■ **What to produce**
Restate, word for word, each record that follows.

== Segment start ==

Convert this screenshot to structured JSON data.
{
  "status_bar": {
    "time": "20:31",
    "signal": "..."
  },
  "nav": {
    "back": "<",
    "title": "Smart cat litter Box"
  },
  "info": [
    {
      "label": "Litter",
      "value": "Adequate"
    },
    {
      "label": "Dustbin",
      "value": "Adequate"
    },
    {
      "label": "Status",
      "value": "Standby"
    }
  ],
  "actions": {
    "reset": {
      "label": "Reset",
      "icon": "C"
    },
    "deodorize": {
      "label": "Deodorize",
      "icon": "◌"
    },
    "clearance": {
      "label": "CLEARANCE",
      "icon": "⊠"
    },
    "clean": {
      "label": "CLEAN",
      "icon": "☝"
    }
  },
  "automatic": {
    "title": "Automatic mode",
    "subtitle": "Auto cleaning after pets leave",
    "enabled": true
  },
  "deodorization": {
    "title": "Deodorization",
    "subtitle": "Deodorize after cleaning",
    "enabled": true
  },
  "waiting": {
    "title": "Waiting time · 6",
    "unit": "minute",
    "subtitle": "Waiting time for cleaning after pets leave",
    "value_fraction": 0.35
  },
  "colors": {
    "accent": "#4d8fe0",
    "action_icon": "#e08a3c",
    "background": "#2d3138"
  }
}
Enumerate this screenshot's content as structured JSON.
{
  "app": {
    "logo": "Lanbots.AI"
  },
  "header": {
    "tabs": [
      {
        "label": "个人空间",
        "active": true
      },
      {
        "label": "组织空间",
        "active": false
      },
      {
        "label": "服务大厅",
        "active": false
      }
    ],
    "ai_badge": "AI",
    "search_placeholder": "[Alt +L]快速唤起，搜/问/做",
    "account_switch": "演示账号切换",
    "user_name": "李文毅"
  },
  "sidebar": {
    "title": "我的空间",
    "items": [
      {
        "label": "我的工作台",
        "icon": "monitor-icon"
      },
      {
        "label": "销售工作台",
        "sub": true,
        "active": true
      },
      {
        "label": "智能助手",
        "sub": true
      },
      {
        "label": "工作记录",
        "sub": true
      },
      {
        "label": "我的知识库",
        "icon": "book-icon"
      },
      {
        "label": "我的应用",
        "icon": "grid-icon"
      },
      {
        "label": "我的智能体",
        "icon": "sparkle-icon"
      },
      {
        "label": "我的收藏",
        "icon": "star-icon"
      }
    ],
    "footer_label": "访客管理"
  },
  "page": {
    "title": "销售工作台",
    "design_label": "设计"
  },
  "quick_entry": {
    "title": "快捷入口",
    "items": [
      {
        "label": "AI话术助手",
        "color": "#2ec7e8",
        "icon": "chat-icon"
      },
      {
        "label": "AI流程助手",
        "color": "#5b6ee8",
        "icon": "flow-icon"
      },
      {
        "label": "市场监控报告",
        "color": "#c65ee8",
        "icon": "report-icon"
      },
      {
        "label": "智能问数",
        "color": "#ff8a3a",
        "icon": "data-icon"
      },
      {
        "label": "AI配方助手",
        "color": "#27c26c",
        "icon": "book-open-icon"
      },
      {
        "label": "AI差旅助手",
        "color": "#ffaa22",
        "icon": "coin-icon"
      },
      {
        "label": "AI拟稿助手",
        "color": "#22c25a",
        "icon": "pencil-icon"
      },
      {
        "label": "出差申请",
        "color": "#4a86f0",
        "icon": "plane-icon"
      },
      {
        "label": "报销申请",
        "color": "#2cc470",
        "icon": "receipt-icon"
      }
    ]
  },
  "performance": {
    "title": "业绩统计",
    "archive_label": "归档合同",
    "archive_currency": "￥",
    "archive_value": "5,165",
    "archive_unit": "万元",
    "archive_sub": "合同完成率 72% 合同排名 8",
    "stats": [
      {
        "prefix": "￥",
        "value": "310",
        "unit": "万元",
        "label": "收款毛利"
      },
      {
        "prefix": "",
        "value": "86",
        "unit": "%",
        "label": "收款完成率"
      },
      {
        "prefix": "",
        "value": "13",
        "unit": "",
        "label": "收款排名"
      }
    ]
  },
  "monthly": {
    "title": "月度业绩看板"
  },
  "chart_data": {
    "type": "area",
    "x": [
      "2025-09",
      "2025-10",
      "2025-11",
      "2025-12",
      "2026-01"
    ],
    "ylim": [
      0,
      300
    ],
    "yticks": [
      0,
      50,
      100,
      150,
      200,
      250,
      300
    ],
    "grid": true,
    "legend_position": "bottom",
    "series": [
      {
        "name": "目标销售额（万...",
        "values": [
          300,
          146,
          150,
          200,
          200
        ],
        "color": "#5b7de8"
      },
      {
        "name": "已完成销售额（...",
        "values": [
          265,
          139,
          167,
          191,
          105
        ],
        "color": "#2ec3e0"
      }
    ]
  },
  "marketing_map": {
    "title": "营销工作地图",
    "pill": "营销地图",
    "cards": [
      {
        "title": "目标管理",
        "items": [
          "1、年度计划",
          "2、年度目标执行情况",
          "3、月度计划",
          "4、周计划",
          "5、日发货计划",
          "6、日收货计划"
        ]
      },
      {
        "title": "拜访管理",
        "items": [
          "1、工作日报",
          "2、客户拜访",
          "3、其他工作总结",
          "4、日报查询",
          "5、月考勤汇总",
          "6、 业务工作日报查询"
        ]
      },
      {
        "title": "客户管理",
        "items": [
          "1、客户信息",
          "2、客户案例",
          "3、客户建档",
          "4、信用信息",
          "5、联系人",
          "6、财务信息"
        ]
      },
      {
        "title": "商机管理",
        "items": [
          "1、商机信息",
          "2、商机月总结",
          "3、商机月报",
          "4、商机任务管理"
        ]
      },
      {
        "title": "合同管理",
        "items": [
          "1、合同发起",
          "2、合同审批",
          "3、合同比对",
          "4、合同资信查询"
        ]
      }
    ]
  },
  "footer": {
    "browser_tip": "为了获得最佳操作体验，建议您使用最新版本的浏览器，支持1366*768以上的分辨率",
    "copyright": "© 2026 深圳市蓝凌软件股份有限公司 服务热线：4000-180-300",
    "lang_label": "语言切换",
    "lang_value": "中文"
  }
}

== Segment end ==

■ **Result of the exercise**
Convert this screenshot to structured JSON data.
{
  "status_bar": {
    "time": "20:31",
    "signal": "..."
  },
  "nav": {
    "back": "<",
    "title": "Smart cat litter Box"
  },
  "info": [
    {
      "label": "Litter",
      "value": "Adequate"
    },
    {
      "label": "Dustbin",
      "value": "Adequate"
    },
    {
      "label": "Status",
      "value": "Standby"
    }
  ],
  "actions": {
    "reset": {
      "label": "Reset",
      "icon": "C"
    },
    "deodorize": {
      "label": "Deodorize",
      "icon": "◌"
    },
    "clearance": {
      "label": "CLEARANCE",
      "icon": "⊠"
    },
    "clean": {
      "label": "CLEAN",
      "icon": "☝"
    }
  },
  "automatic": {
    "title": "Automatic mode",
    "subtitle": "Auto cleaning after pets leave",
    "enabled": true
  },
  "deodorization": {
    "title": "Deodorization",
    "subtitle": "Deodorize after cleaning",
    "enabled": true
  },
  "waiting": {
    "title": "Waiting time · 6",
    "unit": "minute",
    "subtitle": "Waiting time for cleaning after pets leave",
    "value_fraction": 0.35
  },
  "colors": {
    "accent": "#4d8fe0",
    "action_icon": "#e08a3c",
    "background": "#2d3138"
  }
}
Enumerate this screenshot's content as structured JSON.
{
  "app": {
    "logo": "Lanbots.AI"
  },
  "header": {
    "tabs": [
      {
        "label": "个人空间",
        "active": true
      },
      {
        "label": "组织空间",
        "active": false
      },
      {
        "label": "服务大厅",
        "active": false
      }
    ],
    "ai_badge": "AI",
    "search_placeholder": "[Alt +L]快速唤起，搜/问/做",
    "account_switch": "演示账号切换",
    "user_name": "李文毅"
  },
  "sidebar": {
    "title": "我的空间",
    "items": [
      {
        "label": "我的工作台",
        "icon": "monitor-icon"
      },
      {
        "label": "销售工作台",
        "sub": true,
        "active": true
      },
      {
        "label": "智能助手",
        "sub": true
      },
      {
        "label": "工作记录",
        "sub": true
      },
      {
        "label": "我的知识库",
        "icon": "book-icon"
      },
      {
        "label": "我的应用",
        "icon": "grid-icon"
      },
      {
        "label": "我的智能体",
        "icon": "sparkle-icon"
      },
      {
        "label": "我的收藏",
        "icon": "star-icon"
      }
    ],
    "footer_label": "访客管理"
  },
  "page": {
    "title": "销售工作台",
    "design_label": "设计"
  },
  "quick_entry": {
    "title": "快捷入口",
    "items": [
      {
        "label": "AI话术助手",
        "color": "#2ec7e8",
        "icon": "chat-icon"
      },
      {
        "label": "AI流程助手",
        "color": "#5b6ee8",
        "icon": "flow-icon"
      },
      {
        "label": "市场监控报告",
        "color": "#c65ee8",
        "icon": "report-icon"
      },
      {
        "label": "智能问数",
        "color": "#ff8a3a",
        "icon": "data-icon"
      },
      {
        "label": "AI配方助手",
        "color": "#27c26c",
        "icon": "book-open-icon"
      },
      {
        "label": "AI差旅助手",
        "color": "#ffaa22",
        "icon": "coin-icon"
      },
      {
        "label": "AI拟稿助手",
        "color": "#22c25a",
        "icon": "pencil-icon"
      },
      {
        "label": "出差申请",
        "color": "#4a86f0",
        "icon": "plane-icon"
      },
      {
        "label": "报销申请",
        "color": "#2cc470",
        "icon": "receipt-icon"
      }
    ]
  },
  "performance": {
    "title": "业绩统计",
    "archive_label": "归档合同",
    "archive_currency": "￥",
    "archive_value": "5,165",
    "archive_unit": "万元",
    "archive_sub": "合同完成率 72% 合同排名 8",
    "stats": [
      {
        "prefix": "￥",
        "value": "310",
        "unit": "万元",
        "label": "收款毛利"
      },
      {
        "prefix": "",
        "value": "86",
        "unit": "%",
        "label": "收款完成率"
      },
      {
        "prefix": "",
        "value": "13",
        "unit": "",
        "label": "收款排名"
      }
    ]
  },
  "monthly": {
    "title": "月度业绩看板"
  },
  "chart_data": {
    "type": "area",
    "x": [
      "2025-09",
      "2025-10",
      "2025-11",
      "2025-12",
      "2026-01"
    ],
    "ylim": [
      0,
      300
    ],
    "yticks": [
      0,
      50,
      100,
      150,
      200,
      250,
      300
    ],
    "grid": true,
    "legend_position": "bottom",
    "series": [
      {
        "name": "目标销售额（万...",
        "values": [
          300,
          146,
          150,
          200,
          200
        ],
        "color": "#5b7de8"
      },
      {
        "name": "已完成销售额（...",
        "values": [
          265,
          139,
          167,
          191,
          105
        ],
        "color": "#2ec3e0"
      }
    ]
  },
  "marketing_map": {
    "title": "营销工作地图",
    "pill": "营销地图",
    "cards": [
      {
        "title": "目标管理",
        "items": [
          "1、年度计划",
          "2、年度目标执行情况",
          "3、月度计划",
          "4、周计划",
          "5、日发货计划",
          "6、日收货计划"
        ]
      },
      {
        "title": "拜访管理",
        "items": [
          "1、工作日报",
          "2、客户拜访",
          "3、其他工作总结",
          "4、日报查询",
          "5、月考勤汇总",
          "6、 业务工作日报查询"
        ]
      },
      {
        "title": "客户管理",
        "items": [
          "1、客户信息",
          "2、客户案例",
          "3、客户建档",
          "4、信用信息",
          "5、联系人",
          "6、财务信息"
        ]
      },
      {
        "title": "商机管理",
        "items": [
          "1、商机信息",
          "2、商机月总结",
          "3、商机月报",
          "4、商机任务管理"
        ]
      },
      {
        "title": "合同管理",
        "items": [
          "1、合同发起",
          "2、合同审批",
          "3、合同比对",
          "4、合同资信查询"
        ]
      }
    ]
  },
  "footer": {
    "browser_tip": "为了获得最佳操作体验，建议您使用最新版本的浏览器，支持1366*768以上的分辨率",
    "copyright": "© 2026 深圳市蓝凌软件股份有限公司 服务热线：4000-180-300",
    "lang_label": "语言切换",
    "lang_value": "中文"
  }
}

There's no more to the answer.